The point is, there are so many things in your life that you think you’re backed into a corner, you’re blocked. There’s a roadblock that you can’t jump over and it’s too high you can’t jump over it. Sometimes you have to realize, Hey, grab a shovel and dig under it. There are options. There are things you could do. I always do this. I always say, pretend that there was an asteroid heading towards earth and it was going to destroy the earth. All of us are going to become extinct and the president of the United States calls you up and says, “Dan, if you don’t figure out how to buy a condo in this building in the next 30 days, the asteroid is going to hit the earth and we’re all going to die. Your family, all the people, you know, friends, the human race. But, if you do find a condo there, the asteroid will miss us. Don’t ask me why. It’s just the way it is.”
Well, would you be able to do it? Of course, you would. It’s the old gun to the head method. With a gun to your head could you do it? Yes, I could. Well, then there’s nothing stopping you in the first place, because if you can figure out a way to do it if there was something in extreme peril if you absolutely had to, then you can figure out a way to do it anyway. So stop trying to only put in the effort when the entire fate of the human race is on the line or something crazy like that, and just get it done. People underestimate the amount of effort it takes to achieve great things. “Oh, well, I’m just not good at that. I’m an introvert. I’m…” Excuse, excuse, excuse, excuse, excuse, excuse. There are no excuses. You can make it happen. You’re just not willing to do it. Period. If anybody has ever made it happen, you can make it happen. There is no excuse.

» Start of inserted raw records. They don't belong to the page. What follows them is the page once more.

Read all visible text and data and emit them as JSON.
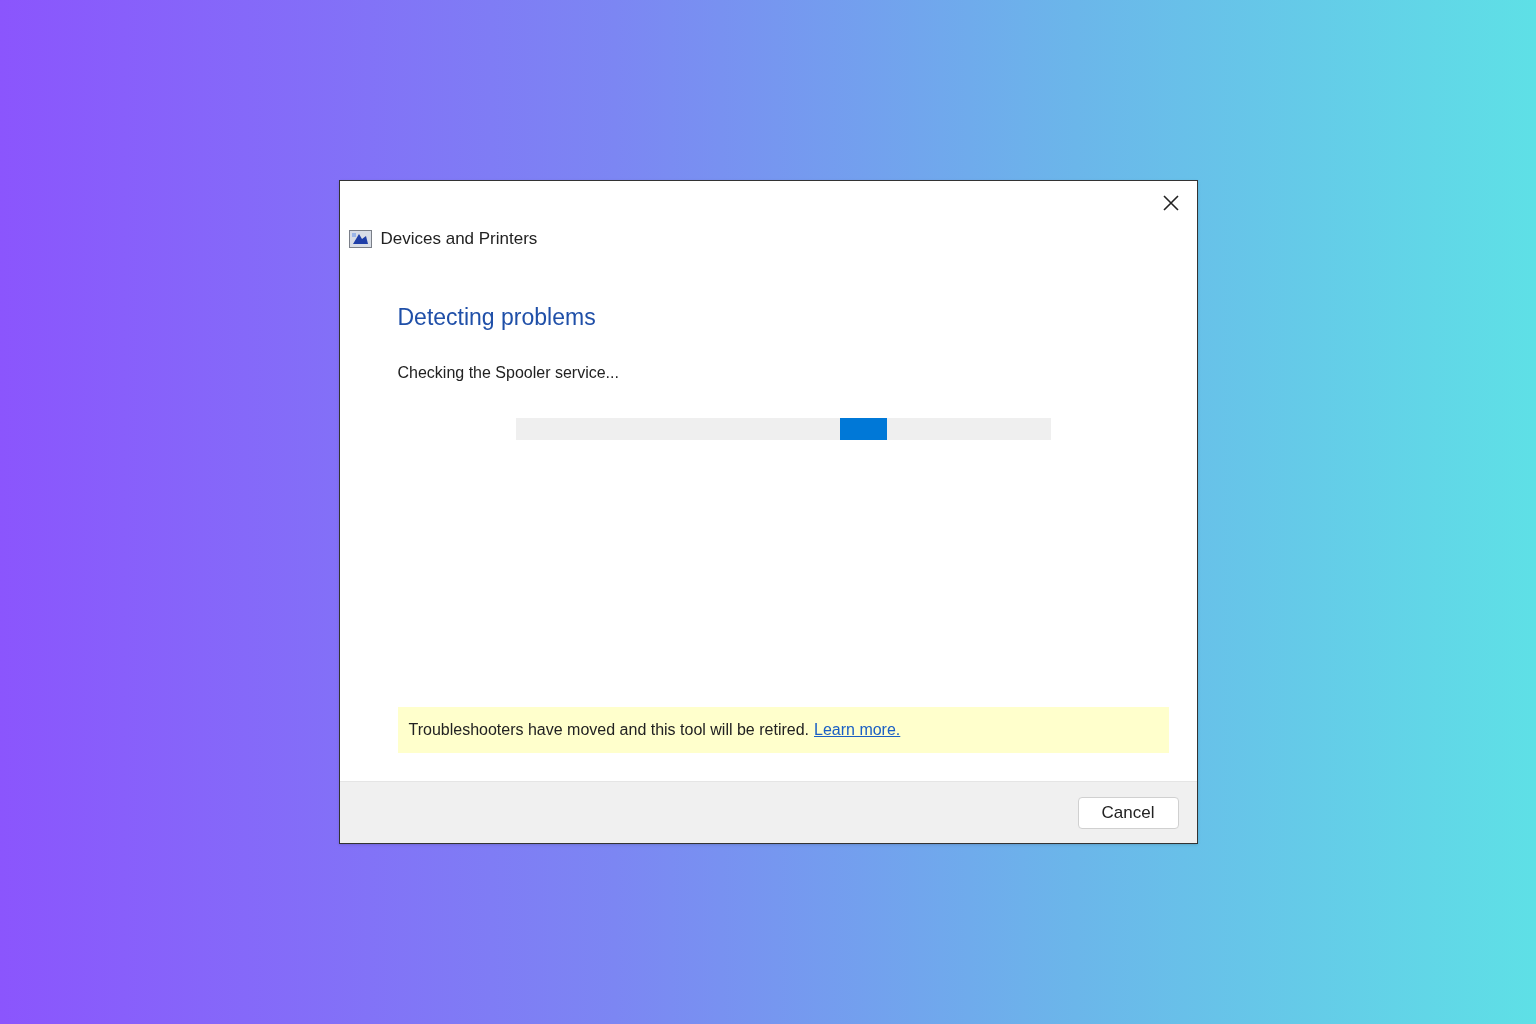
{
  "window": {
    "title": "Devices and Printers"
  },
  "heading": "Detecting problems",
  "status": "Checking the Spooler service...",
  "progress": {
    "kind": "marquee",
    "level": 0.65
  },
  "notice": {
    "text": "Troubleshooters have moved and this tool will be retired.",
    "link": "Learn more."
  },
  "buttons": [
    "Cancel"
  ]
}
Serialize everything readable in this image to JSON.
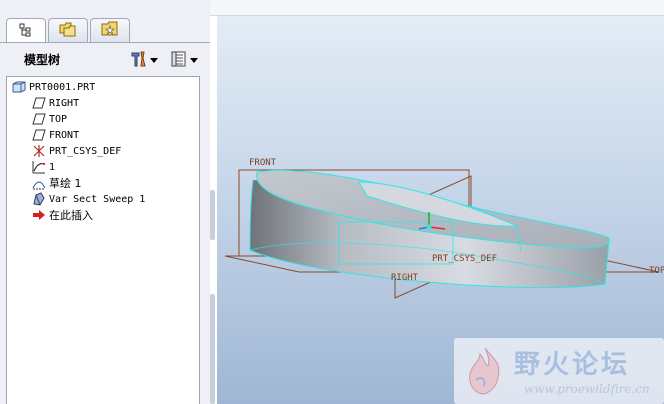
{
  "tabs": [
    {
      "icon": "model-tree-icon",
      "active": true
    },
    {
      "icon": "folder-browser-icon",
      "active": false
    },
    {
      "icon": "favorites-icon",
      "active": false
    }
  ],
  "model_tree": {
    "title": "模型树",
    "settings_icon": "tree-settings-icon",
    "columns_icon": "tree-columns-icon",
    "items": [
      {
        "label": "PRT0001.PRT",
        "icon": "part-icon"
      },
      {
        "label": "RIGHT",
        "icon": "datum-plane-icon"
      },
      {
        "label": "TOP",
        "icon": "datum-plane-icon"
      },
      {
        "label": "FRONT",
        "icon": "datum-plane-icon"
      },
      {
        "label": "PRT_CSYS_DEF",
        "icon": "coordinate-system-icon"
      },
      {
        "label": "1",
        "icon": "datum-curve-icon"
      },
      {
        "label": "草绘 1",
        "icon": "sketch-icon"
      },
      {
        "label": "Var Sect Sweep 1",
        "icon": "sweep-icon"
      },
      {
        "label": "在此插入",
        "icon": "insert-arrow-icon"
      }
    ]
  },
  "viewport": {
    "labels": {
      "front": "FRONT",
      "top": "TOP",
      "right": "RIGHT",
      "csys": "PRT_CSYS_DEF"
    },
    "colors": {
      "datum": "#8a4a2a",
      "edge_highlight": "#2ee6e6",
      "background_top": "#e4ecf6",
      "background_bottom": "#9fb6d4"
    }
  },
  "watermark": {
    "title": "野火论坛",
    "url": "www.proewildfire.cn"
  }
}
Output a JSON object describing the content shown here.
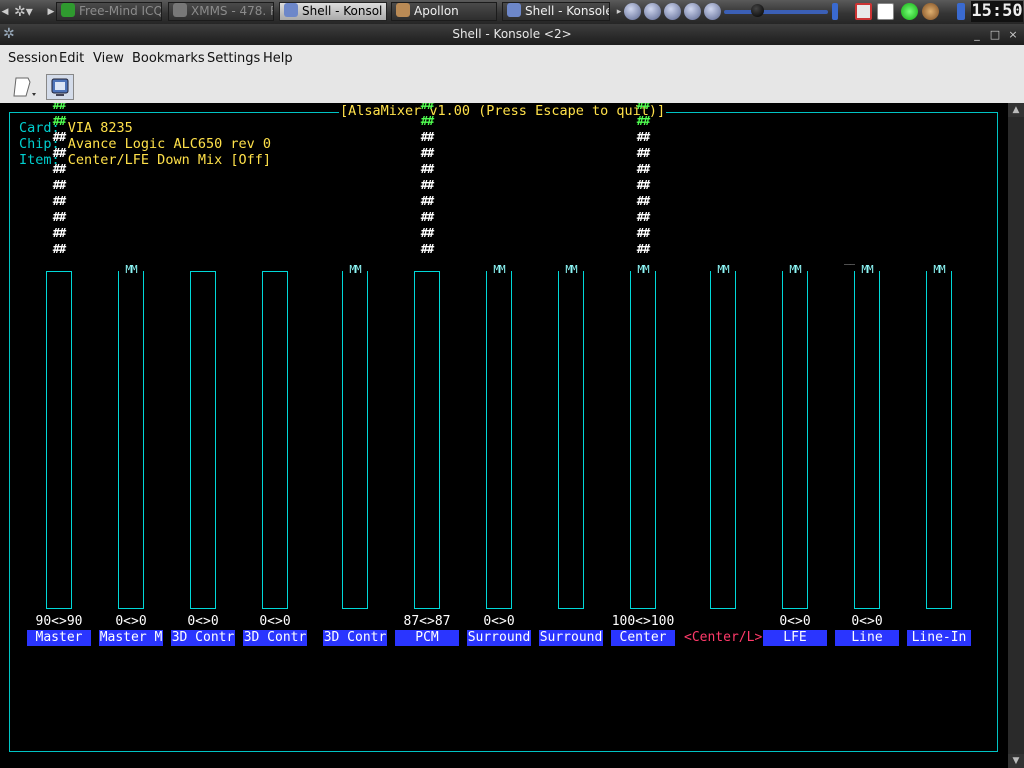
{
  "taskbar": {
    "tasks": [
      {
        "label": "Free-Mind ICQ",
        "icon": "flower-icon"
      },
      {
        "label": "XMMS - 478. R",
        "icon": "headphones-icon"
      },
      {
        "label": "Shell - Konsol",
        "icon": "star-icon"
      },
      {
        "label": "Apollon",
        "icon": "apollon-icon"
      },
      {
        "label": "Shell - Konsole",
        "icon": "star-icon"
      }
    ],
    "clock": "15:50"
  },
  "window": {
    "title": "Shell - Konsole <2>",
    "buttons": {
      "minimize": "_",
      "maximize": "□",
      "close": "×"
    }
  },
  "menubar": [
    "Session",
    "Edit",
    "View",
    "Bookmarks",
    "Settings",
    "Help"
  ],
  "terminal": {
    "frame_title": "[AlsaMixer v1.00 (Press Escape to quit)]",
    "info": [
      {
        "key": "Card:",
        "value": "VIA 8235"
      },
      {
        "key": "Chip:",
        "value": "Avance Logic ALC650 rev 0"
      },
      {
        "key": "Item:",
        "value": "Center/LFE Down Mix [Off]"
      }
    ],
    "cap_line": "______",
    "mm_label": "MM",
    "controls": [
      {
        "name": "Master",
        "value": "90<>90",
        "level": 18,
        "red": 2,
        "green": 8,
        "muted": false,
        "selected": false
      },
      {
        "name": "Master M",
        "value": "0<>0",
        "level": 0,
        "red": 0,
        "green": 0,
        "muted": true,
        "selected": false
      },
      {
        "name": "3D Contr",
        "value": "0<>0",
        "level": 0,
        "red": 0,
        "green": 0,
        "muted": false,
        "selected": false
      },
      {
        "name": "3D Contr",
        "value": "0<>0",
        "level": 0,
        "red": 0,
        "green": 0,
        "muted": false,
        "selected": false
      },
      {
        "name": "3D Contr",
        "value": "",
        "level": 0,
        "red": 0,
        "green": 0,
        "muted": true,
        "selected": false
      },
      {
        "name": "PCM",
        "value": "87<>87",
        "level": 18,
        "red": 2,
        "green": 8,
        "muted": false,
        "selected": false
      },
      {
        "name": "Surround",
        "value": "0<>0",
        "level": 0,
        "red": 0,
        "green": 0,
        "muted": true,
        "selected": false
      },
      {
        "name": "Surround",
        "value": "",
        "level": 0,
        "red": 0,
        "green": 0,
        "muted": true,
        "selected": false
      },
      {
        "name": "Center",
        "value": "100<>100",
        "level": 20,
        "red": 4,
        "green": 8,
        "muted": true,
        "selected": false
      },
      {
        "name": "<Center/L>",
        "value": "",
        "level": 0,
        "red": 0,
        "green": 0,
        "muted": true,
        "selected": true
      },
      {
        "name": "LFE",
        "value": "0<>0",
        "level": 0,
        "red": 0,
        "green": 0,
        "muted": true,
        "selected": false
      },
      {
        "name": "Line",
        "value": "0<>0",
        "level": 0,
        "red": 0,
        "green": 0,
        "muted": true,
        "selected": false
      },
      {
        "name": "Line-In",
        "value": "",
        "level": 0,
        "red": 0,
        "green": 0,
        "muted": true,
        "selected": false
      }
    ]
  }
}
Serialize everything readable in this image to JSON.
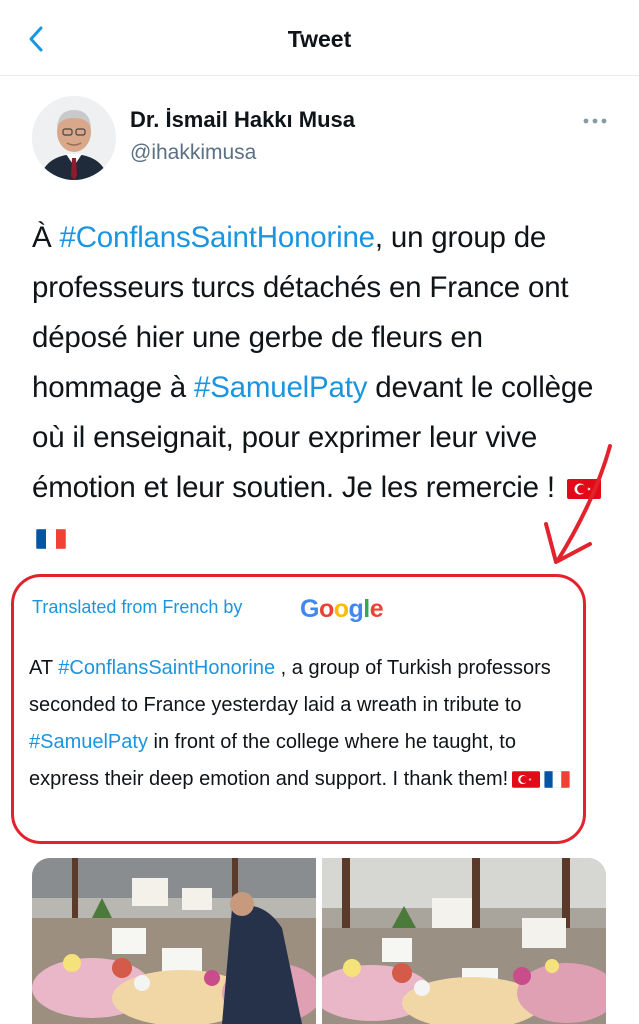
{
  "header": {
    "title": "Tweet"
  },
  "author": {
    "display_name": "Dr. İsmail Hakkı Musa",
    "handle": "@ihakkimusa"
  },
  "tweet": {
    "p1": "À ",
    "hashtag1": "#ConflansSaintHonorine",
    "p2": ", un group de professeurs turcs détachés en France ont déposé hier une gerbe de fleurs en hommage à ",
    "hashtag2": "#SamuelPaty",
    "p3": " devant le collège où il enseignait, pour exprimer leur vive émotion et leur soutien. Je les remercie ! "
  },
  "translation": {
    "label": "Translated from French by",
    "provider": "Google",
    "p1": "AT ",
    "hashtag1": "#ConflansSaintHonorine",
    "p2": " , a group of Turkish professors seconded to France yesterday laid a wreath in tribute to ",
    "hashtag2": "#SamuelPaty",
    "p3": " in front of the college where he taught, to express their deep emotion and support. I thank them!"
  },
  "colors": {
    "link": "#1b95e0",
    "annotation": "#e2222c",
    "secondary_text": "#5b7083"
  },
  "icons": [
    "back-arrow-icon",
    "more-options-icon",
    "turkish-flag-icon",
    "french-flag-icon",
    "google-logo"
  ]
}
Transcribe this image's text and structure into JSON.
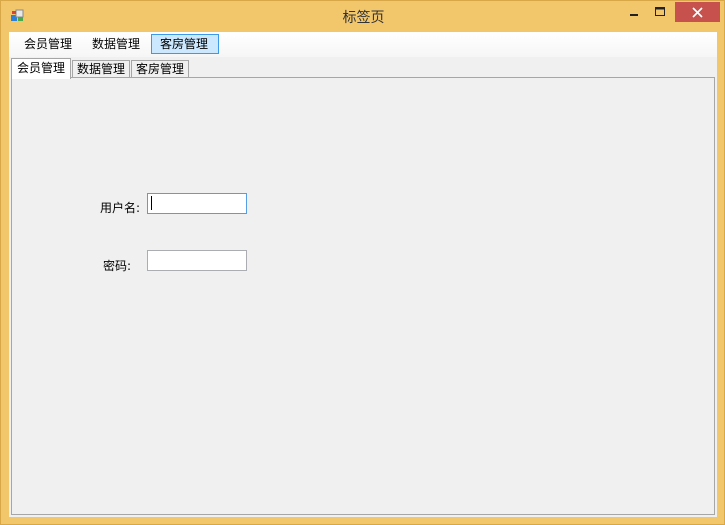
{
  "window": {
    "title": "标签页",
    "controls": {
      "minimize_icon": "minimize-icon",
      "maximize_icon": "maximize-icon",
      "close_icon": "close-icon"
    }
  },
  "menu": {
    "items": [
      {
        "label": "会员管理"
      },
      {
        "label": "数据管理"
      },
      {
        "label": "客房管理",
        "active": true
      }
    ]
  },
  "tabs": [
    {
      "label": "会员管理",
      "selected": true
    },
    {
      "label": "数据管理"
    },
    {
      "label": "客房管理"
    }
  ],
  "form": {
    "username_label": "用户名:",
    "username_value": "",
    "password_label": "密码:",
    "password_value": ""
  },
  "colors": {
    "frame": "#f2c66b",
    "close_button": "#c7514c",
    "menu_active_bg": "#cce8ff",
    "menu_active_border": "#3e99e6"
  }
}
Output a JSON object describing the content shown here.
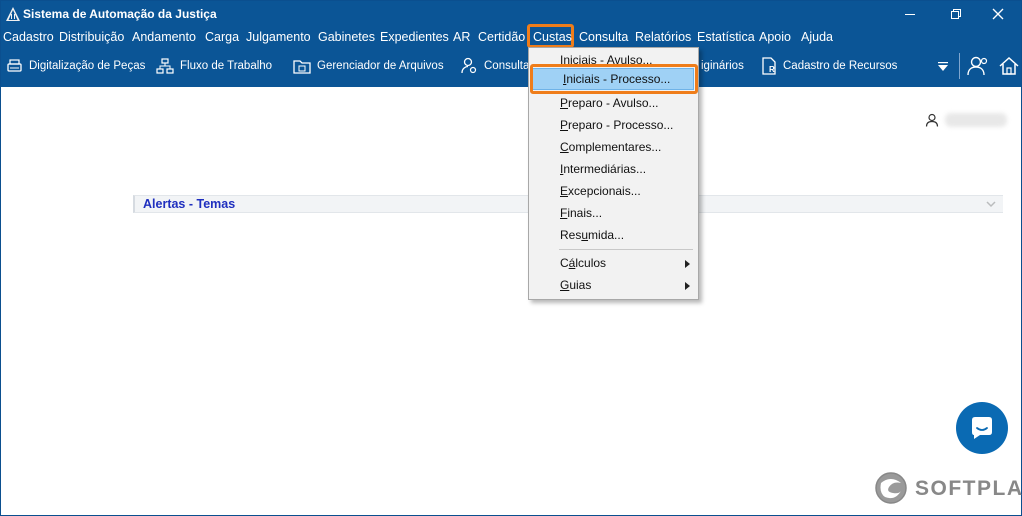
{
  "window": {
    "title": "Sistema de Automação da Justiça"
  },
  "menubar": {
    "items": [
      "Cadastro",
      "Distribuição",
      "Andamento",
      "Carga",
      "Julgamento",
      "Gabinetes",
      "Expedientes",
      "AR",
      "Certidão",
      "Custas",
      "Consulta",
      "Relatórios",
      "Estatística",
      "Apoio",
      "Ajuda"
    ],
    "active": "Custas"
  },
  "toolbar": {
    "items": [
      "Digitalização de Peças",
      "Fluxo de Trabalho",
      "Gerenciador de Arquivos",
      "Consulta",
      "iginários",
      "Cadastro de Recursos"
    ]
  },
  "dropdown": {
    "items": [
      {
        "label": "Iniciais - Avulso...",
        "mnemonic": "I",
        "rest": "niciais - Avulso...",
        "submenu": false
      },
      {
        "label": "Iniciais - Processo...",
        "mnemonic": "I",
        "rest": "niciais - Processo...",
        "submenu": false,
        "highlighted": true
      },
      {
        "label": "Preparo - Avulso...",
        "mnemonic": "P",
        "rest": "reparo - Avulso...",
        "submenu": false
      },
      {
        "label": "Preparo - Processo...",
        "mnemonic": "P",
        "rest": "reparo - Processo...",
        "submenu": false
      },
      {
        "label": "Complementares...",
        "mnemonic": "C",
        "rest": "omplementares...",
        "submenu": false
      },
      {
        "label": "Intermediárias...",
        "mnemonic": "I",
        "rest": "ntermediárias...",
        "submenu": false
      },
      {
        "label": "Excepcionais...",
        "mnemonic": "E",
        "rest": "xcepcionais...",
        "submenu": false
      },
      {
        "label": "Finais...",
        "mnemonic": "F",
        "rest": "inais...",
        "submenu": false
      },
      {
        "label": "Resumida...",
        "pre": "Res",
        "mnemonic": "u",
        "rest": "mida...",
        "submenu": false
      },
      {
        "label": "Cálculos",
        "pre": "C",
        "mnemonic": "á",
        "rest": "lculos",
        "submenu": true
      },
      {
        "label": "Guias",
        "mnemonic": "G",
        "rest": "uias",
        "submenu": true
      }
    ]
  },
  "content": {
    "alerts_title": "Alertas - Temas"
  },
  "branding": {
    "logo_text": "SOFTPLAN"
  },
  "colors": {
    "brand_blue": "#0b5596",
    "highlight_orange": "#ef7d1a",
    "menu_highlight": "#9fd1f5",
    "alert_title": "#1f2fbf"
  }
}
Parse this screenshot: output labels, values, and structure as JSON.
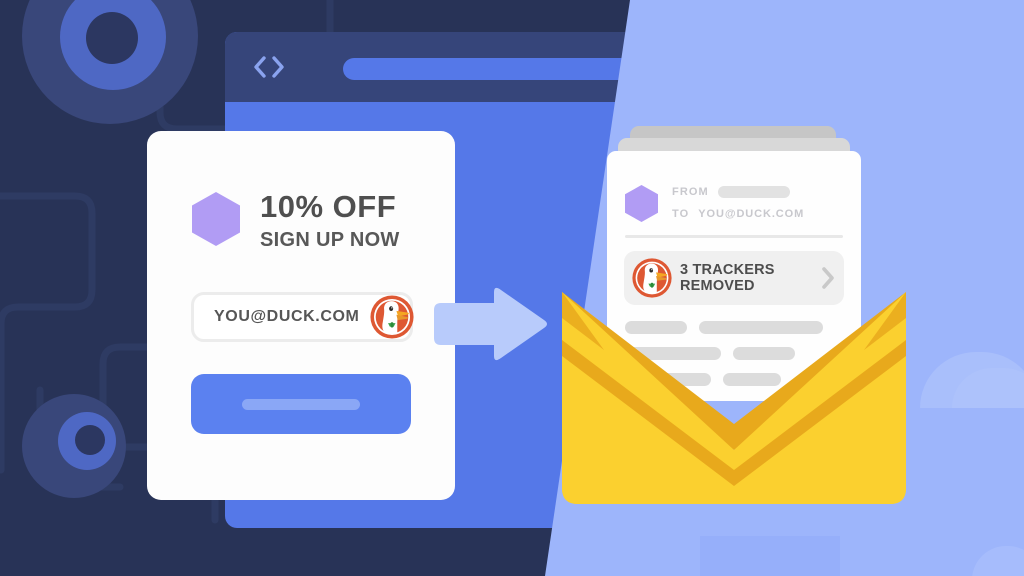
{
  "palette": {
    "bg_dark": "#283357",
    "bg_light_overlay": "#9db5fb",
    "browser_body": "#5578e8",
    "browser_chrome": "#36457a",
    "accent_blue": "#5b81f0",
    "card_white": "#fdfdfd",
    "hexagon_purple": "#b19cf4",
    "envelope_yellow": "#fbd02f",
    "envelope_shadow": "#e8a91c",
    "ddg_orange": "#de5833",
    "text_dark_grey": "#4f4f4f",
    "text_muted_grey": "#c8c8cd",
    "placeholder_grey": "#dcdcdc"
  },
  "browser": {
    "back_icon": "chevron-left-icon",
    "forward_icon": "chevron-right-icon",
    "address_bar_value": "",
    "address_bar_placeholder": "",
    "menu_icon": "hamburger-menu-icon"
  },
  "signup_card": {
    "brand_icon": "hexagon-logo-icon",
    "offer_title": "10% OFF",
    "offer_subtitle": "SIGN UP NOW",
    "email_input": {
      "value": "YOU@DUCK.COM",
      "placeholder": "YOU@DUCK.COM",
      "autofill_icon": "duckduckgo-logo-icon"
    },
    "submit_label": ""
  },
  "transfer": {
    "arrow_icon": "arrow-right-icon"
  },
  "email_card": {
    "brand_icon": "hexagon-logo-icon",
    "meta": [
      {
        "label": "FROM",
        "value": "",
        "redacted": true
      },
      {
        "label": "TO",
        "value": "YOU@DUCK.COM",
        "redacted": false
      }
    ],
    "tracker_banner": {
      "logo_icon": "duckduckgo-logo-icon",
      "line1": "3 TRACKERS",
      "line2": "REMOVED",
      "tracker_count": 3,
      "chevron_icon": "chevron-right-icon"
    },
    "body_placeholder_rows": [
      [
        62,
        124
      ],
      [
        96,
        62
      ],
      [
        86,
        58
      ]
    ]
  },
  "envelope": {
    "state": "open",
    "icon": "envelope-open-icon"
  },
  "decorations": {
    "circuit_nodes": 2,
    "clouds": 2
  }
}
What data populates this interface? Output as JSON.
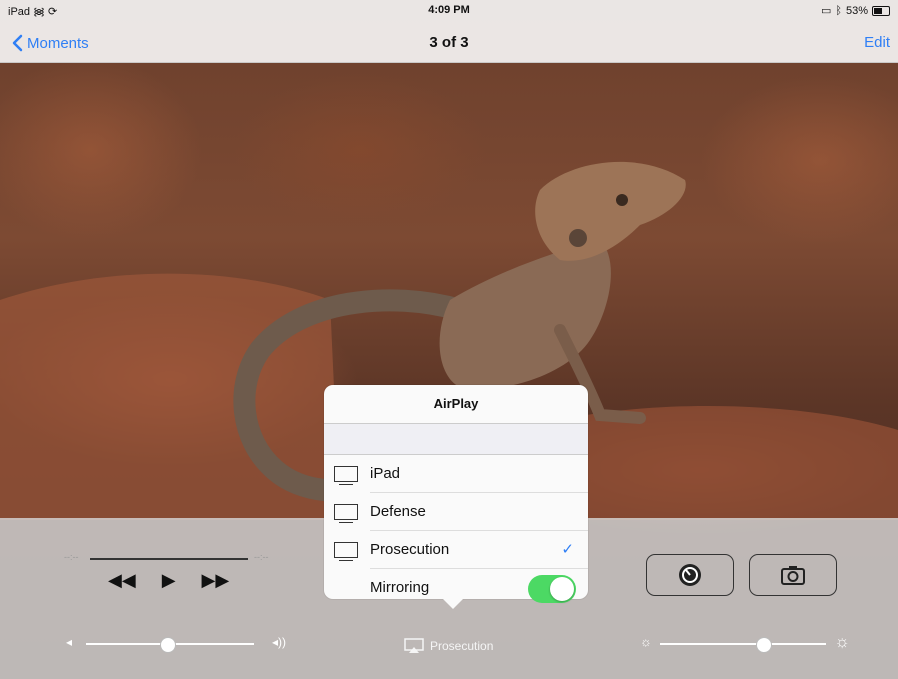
{
  "status_bar": {
    "device": "iPad",
    "time": "4:09 PM",
    "battery_percent": "53%"
  },
  "nav_bar": {
    "back_label": "Moments",
    "title": "3 of 3",
    "edit_label": "Edit"
  },
  "media": {
    "elapsed": "--:--",
    "remaining": "--:--",
    "rewind_icon": "◀◀",
    "play_icon": "▶",
    "forward_icon": "▶▶",
    "volume_level": 0.48,
    "brightness_level": 0.62
  },
  "airplay": {
    "title": "AirPlay",
    "devices": [
      {
        "label": "iPad",
        "selected": false
      },
      {
        "label": "Defense",
        "selected": false
      },
      {
        "label": "Prosecution",
        "selected": true
      }
    ],
    "check_mark": "✓",
    "mirroring_label": "Mirroring",
    "mirroring_on": true,
    "current_target": "Prosecution"
  },
  "colors": {
    "accent": "#2f7ff5",
    "toggle_on": "#4cd964"
  }
}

So that’s how I’ve lived my life and that’s how I’ve decided to pursue anything I want. They told me I couldn’t write a book in 30 days and have it on seats at the FHL conference when I was asked to speak at FHL by Russell Bronson. I said, “Well, wouldn’t it be great if I could put my book on seats in the next 30 days?” They said, “Well, Dan, have you written your book yet?” No. “Well, that’s impossible. You got to write the book, edit it, have it ready to go print and on seats in 30 days, it’s impossible nobody’s ever done it.” Well, guess what? 30 days later it was done. It was finely tuned and edited. It was on seats. We made about $2 million in revenue, just from giving away five, or 6,000 books for free. It also became a Wall Street Journal bestseller. So don’t tell me it’s impossible. Alexander The Great almost took over the world at 17. Yet we sit here and say, “Oh, he’s just a kid.” No. Don’t give me that. “He’s just a kid. You can’t expect that much, they’re just kids.” Well then how come thousands of years, hundreds of years ago when all those kids had was a stick and a rock, they almost took over the world. You know why? Because back then there was nobody there to tell them that they couldn’t.
So think about that. The next time you have a goal and you think that you have no options, that your backs are against the wall, that you’re roadblocked, that the world’s working against you, whatever head trash is up in that old noggin of yours… remember that, and just get it done. I’ll see you in the next episode.